Excerpts from an interface dataset ->
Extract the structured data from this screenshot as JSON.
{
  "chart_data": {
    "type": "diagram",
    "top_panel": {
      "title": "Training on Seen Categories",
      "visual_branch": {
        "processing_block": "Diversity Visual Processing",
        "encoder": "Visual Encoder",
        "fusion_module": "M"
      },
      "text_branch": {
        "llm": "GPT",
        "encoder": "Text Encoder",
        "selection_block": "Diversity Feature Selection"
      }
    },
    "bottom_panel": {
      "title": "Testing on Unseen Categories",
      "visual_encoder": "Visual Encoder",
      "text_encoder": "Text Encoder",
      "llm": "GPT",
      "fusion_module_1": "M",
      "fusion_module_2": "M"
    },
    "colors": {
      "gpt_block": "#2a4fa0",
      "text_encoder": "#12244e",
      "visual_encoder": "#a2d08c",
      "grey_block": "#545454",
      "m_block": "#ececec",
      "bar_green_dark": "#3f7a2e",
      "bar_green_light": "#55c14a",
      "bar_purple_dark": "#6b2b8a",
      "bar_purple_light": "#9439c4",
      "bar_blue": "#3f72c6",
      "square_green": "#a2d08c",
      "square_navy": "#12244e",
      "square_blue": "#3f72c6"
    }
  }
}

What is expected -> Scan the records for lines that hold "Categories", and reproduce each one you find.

Answer for the task ->
      "title": "Training on Seen Categories",
      "title": "Testing on Unseen Categories",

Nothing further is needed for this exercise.